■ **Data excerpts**
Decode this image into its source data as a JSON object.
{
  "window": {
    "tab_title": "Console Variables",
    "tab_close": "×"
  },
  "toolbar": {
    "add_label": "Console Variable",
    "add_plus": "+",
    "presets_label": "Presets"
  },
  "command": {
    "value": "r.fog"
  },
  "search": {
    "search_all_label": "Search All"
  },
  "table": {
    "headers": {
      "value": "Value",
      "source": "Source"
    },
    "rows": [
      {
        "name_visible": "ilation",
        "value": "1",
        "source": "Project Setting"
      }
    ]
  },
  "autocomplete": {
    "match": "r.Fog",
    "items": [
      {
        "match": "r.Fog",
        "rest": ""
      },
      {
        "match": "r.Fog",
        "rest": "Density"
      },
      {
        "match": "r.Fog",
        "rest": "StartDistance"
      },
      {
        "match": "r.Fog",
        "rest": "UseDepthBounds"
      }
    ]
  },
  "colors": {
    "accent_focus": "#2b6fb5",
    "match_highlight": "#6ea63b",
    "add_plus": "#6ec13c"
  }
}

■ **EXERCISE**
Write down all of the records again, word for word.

■ **RESULT OF THIS TASK**
Decode this image into its source data as a JSON object.
{
  "window": {
    "tab_title": "Console Variables",
    "tab_close": "×"
  },
  "toolbar": {
    "add_label": "Console Variable",
    "add_plus": "+",
    "presets_label": "Presets"
  },
  "command": {
    "value": "r.fog"
  },
  "search": {
    "search_all_label": "Search All"
  },
  "table": {
    "headers": {
      "value": "Value",
      "source": "Source"
    },
    "rows": [
      {
        "name_visible": "ilation",
        "value": "1",
        "source": "Project Setting"
      }
    ]
  },
  "autocomplete": {
    "match": "r.Fog",
    "items": [
      {
        "match": "r.Fog",
        "rest": ""
      },
      {
        "match": "r.Fog",
        "rest": "Density"
      },
      {
        "match": "r.Fog",
        "rest": "StartDistance"
      },
      {
        "match": "r.Fog",
        "rest": "UseDepthBounds"
      }
    ]
  },
  "colors": {
    "accent_focus": "#2b6fb5",
    "match_highlight": "#6ea63b",
    "add_plus": "#6ec13c"
  }
}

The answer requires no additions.